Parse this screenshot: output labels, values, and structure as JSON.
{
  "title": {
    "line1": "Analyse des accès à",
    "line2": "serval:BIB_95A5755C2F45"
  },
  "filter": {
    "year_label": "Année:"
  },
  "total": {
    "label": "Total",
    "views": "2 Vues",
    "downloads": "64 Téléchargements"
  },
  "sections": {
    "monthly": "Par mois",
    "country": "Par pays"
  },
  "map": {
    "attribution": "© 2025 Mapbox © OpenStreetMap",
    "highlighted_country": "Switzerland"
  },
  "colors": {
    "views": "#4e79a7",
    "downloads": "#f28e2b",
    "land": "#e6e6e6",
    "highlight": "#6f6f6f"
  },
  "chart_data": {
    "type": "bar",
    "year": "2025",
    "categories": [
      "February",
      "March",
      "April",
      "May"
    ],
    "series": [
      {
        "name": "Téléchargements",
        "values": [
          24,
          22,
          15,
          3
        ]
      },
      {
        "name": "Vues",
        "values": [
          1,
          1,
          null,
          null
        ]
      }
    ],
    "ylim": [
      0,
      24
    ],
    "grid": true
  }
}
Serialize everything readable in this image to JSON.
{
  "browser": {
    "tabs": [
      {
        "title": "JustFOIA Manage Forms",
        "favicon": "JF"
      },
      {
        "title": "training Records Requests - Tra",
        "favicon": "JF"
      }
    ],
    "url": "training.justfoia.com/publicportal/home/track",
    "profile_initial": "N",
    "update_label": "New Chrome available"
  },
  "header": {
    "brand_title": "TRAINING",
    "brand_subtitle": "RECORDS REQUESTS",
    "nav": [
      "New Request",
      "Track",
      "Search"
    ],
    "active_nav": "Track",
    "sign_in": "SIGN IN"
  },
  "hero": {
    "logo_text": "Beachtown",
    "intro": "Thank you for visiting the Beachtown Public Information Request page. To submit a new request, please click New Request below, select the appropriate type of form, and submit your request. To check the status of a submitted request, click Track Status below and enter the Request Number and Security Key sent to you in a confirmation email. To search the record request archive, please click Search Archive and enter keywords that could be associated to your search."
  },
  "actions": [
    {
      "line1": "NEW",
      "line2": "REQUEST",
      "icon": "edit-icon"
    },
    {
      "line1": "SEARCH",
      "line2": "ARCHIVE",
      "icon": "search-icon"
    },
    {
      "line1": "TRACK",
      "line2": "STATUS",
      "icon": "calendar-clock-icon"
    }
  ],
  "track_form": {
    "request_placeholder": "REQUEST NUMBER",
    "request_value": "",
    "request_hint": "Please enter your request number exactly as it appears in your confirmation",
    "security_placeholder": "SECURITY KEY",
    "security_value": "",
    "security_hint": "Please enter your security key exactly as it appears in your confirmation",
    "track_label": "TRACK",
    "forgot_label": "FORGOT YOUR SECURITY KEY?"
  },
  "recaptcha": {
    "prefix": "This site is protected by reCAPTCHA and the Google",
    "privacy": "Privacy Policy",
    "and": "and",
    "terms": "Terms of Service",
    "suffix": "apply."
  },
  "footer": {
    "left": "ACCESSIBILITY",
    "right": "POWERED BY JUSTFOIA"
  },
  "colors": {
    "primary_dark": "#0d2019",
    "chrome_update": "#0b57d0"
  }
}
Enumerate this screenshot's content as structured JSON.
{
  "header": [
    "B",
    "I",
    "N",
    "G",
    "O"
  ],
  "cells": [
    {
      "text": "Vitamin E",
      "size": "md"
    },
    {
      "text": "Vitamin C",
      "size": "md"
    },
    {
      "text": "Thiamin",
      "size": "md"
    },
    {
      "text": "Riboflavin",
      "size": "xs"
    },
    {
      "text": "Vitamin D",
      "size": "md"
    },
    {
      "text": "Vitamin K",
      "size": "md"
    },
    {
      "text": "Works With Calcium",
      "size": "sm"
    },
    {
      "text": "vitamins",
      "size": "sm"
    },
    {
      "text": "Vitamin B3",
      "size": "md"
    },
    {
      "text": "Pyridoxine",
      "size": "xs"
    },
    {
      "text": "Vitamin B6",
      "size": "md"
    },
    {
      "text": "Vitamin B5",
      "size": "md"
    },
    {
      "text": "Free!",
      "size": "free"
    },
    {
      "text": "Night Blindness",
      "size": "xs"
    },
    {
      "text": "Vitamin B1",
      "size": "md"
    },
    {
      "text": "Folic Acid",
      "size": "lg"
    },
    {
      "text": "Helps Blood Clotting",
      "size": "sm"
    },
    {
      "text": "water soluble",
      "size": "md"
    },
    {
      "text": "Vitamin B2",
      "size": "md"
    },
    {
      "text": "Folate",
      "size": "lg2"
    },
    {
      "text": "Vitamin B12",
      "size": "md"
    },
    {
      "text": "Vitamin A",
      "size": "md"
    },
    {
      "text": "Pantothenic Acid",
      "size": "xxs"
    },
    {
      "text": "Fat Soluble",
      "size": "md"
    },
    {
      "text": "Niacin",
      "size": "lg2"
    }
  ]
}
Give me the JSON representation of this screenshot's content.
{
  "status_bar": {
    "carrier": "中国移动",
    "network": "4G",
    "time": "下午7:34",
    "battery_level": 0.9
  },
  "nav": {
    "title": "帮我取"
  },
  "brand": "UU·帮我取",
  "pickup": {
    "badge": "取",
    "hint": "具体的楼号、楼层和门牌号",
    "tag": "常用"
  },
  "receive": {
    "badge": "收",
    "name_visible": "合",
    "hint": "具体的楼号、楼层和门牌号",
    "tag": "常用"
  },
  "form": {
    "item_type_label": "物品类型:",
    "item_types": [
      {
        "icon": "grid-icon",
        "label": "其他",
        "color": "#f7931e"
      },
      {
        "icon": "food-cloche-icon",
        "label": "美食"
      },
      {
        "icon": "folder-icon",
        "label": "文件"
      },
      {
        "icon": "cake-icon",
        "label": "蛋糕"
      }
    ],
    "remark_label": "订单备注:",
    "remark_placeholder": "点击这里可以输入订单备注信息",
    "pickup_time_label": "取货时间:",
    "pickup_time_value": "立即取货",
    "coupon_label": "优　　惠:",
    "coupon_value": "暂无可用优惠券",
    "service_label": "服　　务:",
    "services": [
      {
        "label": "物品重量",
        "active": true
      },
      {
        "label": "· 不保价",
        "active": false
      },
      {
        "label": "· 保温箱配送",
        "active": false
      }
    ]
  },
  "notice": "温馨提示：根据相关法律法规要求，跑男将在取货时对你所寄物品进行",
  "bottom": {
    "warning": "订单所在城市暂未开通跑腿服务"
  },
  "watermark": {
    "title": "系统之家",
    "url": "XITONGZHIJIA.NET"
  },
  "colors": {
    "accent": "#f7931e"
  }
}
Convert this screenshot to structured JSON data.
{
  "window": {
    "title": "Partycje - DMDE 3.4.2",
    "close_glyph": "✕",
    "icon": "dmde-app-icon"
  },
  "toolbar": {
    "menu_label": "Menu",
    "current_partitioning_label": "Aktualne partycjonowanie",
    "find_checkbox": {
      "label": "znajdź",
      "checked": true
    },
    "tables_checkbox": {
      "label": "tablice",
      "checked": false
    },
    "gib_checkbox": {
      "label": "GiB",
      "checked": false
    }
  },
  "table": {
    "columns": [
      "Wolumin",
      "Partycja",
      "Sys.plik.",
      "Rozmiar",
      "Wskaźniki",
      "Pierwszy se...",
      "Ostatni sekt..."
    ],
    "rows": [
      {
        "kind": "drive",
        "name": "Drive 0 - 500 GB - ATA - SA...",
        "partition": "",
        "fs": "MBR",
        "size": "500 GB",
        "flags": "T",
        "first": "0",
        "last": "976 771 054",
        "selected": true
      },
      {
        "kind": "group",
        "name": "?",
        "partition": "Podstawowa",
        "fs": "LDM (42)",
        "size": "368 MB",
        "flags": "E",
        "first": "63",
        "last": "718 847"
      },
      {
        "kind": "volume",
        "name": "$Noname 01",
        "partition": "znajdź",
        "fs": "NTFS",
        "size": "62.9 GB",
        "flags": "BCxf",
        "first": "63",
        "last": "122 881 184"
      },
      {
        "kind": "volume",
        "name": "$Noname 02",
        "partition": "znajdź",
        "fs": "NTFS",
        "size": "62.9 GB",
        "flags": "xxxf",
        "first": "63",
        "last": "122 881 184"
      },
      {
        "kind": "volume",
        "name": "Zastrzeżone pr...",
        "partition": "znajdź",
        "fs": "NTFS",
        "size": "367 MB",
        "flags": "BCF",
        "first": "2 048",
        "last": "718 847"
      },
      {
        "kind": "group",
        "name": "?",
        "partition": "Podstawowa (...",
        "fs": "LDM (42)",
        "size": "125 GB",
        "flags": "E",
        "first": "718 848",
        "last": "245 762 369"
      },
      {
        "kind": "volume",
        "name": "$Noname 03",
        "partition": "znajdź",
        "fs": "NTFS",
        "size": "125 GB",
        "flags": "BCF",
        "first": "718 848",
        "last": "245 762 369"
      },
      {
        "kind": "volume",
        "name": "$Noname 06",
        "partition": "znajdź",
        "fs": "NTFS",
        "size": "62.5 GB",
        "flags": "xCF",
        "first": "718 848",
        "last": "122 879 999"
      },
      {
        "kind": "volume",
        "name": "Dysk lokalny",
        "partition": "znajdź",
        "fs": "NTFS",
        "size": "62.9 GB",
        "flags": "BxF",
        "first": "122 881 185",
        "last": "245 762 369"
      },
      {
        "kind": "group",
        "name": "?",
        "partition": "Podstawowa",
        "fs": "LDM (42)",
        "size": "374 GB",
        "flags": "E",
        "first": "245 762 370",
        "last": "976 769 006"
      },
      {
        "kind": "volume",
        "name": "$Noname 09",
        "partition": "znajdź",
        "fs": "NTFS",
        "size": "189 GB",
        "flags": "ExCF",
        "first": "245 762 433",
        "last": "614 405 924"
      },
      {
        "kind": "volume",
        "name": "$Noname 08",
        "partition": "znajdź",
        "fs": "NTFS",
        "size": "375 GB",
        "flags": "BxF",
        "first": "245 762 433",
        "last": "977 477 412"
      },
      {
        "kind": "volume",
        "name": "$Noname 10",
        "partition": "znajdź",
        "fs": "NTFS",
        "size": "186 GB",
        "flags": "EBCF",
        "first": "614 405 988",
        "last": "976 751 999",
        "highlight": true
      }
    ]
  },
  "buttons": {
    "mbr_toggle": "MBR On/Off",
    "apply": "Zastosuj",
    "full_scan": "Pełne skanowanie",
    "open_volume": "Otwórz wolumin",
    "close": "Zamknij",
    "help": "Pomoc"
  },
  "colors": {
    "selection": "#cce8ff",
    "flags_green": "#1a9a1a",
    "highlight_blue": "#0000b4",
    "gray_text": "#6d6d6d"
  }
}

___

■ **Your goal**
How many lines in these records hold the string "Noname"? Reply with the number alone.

■ **Answer box**
7